> [Exercise aim]: Take from the material every line that contains the word "Help".

> [Material provided]:
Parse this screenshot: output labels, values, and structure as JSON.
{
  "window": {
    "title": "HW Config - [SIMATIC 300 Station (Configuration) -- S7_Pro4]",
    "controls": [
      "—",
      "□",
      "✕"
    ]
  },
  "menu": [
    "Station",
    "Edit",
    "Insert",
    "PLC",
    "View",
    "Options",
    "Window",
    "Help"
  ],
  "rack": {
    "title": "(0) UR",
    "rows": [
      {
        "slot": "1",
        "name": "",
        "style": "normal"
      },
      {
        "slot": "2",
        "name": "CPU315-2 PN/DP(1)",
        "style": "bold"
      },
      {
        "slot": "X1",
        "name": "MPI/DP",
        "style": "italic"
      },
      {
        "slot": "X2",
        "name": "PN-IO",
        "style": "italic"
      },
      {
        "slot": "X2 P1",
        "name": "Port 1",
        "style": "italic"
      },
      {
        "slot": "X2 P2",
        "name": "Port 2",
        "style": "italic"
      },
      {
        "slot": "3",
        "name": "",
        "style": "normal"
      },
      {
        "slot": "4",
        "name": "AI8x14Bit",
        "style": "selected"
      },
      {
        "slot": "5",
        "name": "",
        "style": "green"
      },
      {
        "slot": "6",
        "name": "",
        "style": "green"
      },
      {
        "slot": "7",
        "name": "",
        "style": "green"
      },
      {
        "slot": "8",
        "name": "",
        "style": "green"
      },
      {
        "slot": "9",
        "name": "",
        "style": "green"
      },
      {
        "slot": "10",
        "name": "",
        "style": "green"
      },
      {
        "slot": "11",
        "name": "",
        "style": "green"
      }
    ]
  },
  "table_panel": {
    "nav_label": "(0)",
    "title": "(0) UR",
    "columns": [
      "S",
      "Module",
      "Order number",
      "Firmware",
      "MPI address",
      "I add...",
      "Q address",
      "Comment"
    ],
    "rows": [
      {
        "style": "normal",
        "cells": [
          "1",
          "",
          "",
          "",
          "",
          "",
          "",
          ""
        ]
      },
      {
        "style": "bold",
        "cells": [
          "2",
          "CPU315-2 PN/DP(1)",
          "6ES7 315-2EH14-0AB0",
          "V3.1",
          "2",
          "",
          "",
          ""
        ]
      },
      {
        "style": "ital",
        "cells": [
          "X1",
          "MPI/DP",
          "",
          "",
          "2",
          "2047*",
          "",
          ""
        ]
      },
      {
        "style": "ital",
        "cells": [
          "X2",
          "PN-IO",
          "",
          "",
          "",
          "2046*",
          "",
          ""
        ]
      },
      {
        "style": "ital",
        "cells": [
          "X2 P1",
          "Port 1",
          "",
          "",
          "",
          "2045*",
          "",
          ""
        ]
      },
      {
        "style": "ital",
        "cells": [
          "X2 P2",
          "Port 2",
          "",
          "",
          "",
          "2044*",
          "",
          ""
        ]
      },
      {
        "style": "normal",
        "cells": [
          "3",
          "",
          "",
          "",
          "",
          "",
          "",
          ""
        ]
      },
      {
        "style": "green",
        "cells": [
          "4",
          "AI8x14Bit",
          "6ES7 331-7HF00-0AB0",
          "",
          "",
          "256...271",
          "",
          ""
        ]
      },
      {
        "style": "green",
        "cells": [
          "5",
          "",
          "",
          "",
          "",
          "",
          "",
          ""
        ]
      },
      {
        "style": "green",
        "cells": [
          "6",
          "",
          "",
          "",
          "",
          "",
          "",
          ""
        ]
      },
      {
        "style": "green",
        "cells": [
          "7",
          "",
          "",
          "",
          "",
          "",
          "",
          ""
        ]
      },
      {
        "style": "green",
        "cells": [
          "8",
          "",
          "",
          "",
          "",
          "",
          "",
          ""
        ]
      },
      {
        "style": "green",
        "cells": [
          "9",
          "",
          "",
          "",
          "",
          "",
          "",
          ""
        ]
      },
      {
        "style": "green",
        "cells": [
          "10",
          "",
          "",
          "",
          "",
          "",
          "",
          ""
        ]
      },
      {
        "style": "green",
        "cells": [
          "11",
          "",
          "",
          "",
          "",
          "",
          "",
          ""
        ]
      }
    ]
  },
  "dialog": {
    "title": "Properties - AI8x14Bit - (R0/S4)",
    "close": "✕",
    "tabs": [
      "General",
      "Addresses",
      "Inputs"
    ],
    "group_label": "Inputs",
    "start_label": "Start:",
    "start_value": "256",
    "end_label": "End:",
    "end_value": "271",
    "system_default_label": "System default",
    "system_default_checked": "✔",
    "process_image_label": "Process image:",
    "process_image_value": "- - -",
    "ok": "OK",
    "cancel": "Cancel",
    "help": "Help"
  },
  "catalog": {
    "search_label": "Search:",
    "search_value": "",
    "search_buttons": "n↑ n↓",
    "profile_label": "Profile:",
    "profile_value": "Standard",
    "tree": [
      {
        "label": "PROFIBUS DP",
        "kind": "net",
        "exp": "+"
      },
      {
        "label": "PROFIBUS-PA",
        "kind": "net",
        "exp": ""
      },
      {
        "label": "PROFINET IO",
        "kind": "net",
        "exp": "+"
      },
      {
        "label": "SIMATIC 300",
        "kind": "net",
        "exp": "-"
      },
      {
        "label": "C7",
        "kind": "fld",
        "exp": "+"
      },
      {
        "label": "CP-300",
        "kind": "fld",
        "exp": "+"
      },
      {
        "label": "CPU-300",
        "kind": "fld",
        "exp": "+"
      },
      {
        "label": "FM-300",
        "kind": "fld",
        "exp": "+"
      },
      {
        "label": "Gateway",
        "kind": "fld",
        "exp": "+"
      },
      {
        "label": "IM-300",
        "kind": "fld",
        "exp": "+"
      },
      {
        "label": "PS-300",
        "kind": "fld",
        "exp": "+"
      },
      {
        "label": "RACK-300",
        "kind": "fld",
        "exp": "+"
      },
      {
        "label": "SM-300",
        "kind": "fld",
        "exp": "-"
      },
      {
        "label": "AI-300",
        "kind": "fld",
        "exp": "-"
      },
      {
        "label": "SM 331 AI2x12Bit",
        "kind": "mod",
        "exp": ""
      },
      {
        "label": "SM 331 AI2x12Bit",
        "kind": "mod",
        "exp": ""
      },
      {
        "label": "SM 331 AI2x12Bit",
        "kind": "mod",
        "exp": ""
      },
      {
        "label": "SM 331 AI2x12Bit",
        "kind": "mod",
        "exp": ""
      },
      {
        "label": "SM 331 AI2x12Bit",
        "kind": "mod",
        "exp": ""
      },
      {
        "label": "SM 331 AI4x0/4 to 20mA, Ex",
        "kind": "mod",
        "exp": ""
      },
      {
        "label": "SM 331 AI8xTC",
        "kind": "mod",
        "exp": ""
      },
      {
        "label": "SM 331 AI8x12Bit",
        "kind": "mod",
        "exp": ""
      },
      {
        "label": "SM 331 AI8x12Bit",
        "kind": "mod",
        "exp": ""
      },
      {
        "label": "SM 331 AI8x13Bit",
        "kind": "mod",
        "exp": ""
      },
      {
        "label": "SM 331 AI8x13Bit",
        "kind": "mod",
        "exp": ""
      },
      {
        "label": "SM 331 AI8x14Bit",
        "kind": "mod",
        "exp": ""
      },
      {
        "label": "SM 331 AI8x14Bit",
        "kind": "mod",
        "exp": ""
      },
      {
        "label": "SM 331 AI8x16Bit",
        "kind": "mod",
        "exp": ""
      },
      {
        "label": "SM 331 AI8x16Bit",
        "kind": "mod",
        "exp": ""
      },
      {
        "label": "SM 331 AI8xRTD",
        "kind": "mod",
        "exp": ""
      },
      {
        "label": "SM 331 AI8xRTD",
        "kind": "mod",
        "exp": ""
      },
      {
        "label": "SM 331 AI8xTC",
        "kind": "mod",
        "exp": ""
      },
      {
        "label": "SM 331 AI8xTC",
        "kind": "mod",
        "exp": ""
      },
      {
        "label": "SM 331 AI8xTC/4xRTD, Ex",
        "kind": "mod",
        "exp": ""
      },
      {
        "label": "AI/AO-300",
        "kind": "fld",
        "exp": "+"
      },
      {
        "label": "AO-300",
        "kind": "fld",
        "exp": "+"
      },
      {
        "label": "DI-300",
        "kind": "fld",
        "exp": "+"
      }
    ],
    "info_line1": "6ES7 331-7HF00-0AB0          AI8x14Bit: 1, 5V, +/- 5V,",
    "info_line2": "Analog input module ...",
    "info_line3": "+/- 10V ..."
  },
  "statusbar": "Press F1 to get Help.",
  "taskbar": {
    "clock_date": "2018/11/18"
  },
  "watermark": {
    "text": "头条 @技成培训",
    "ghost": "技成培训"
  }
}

> [Output]:
    "Help"
    "help": "Help"
  "statusbar": "Press F1 to get Help.",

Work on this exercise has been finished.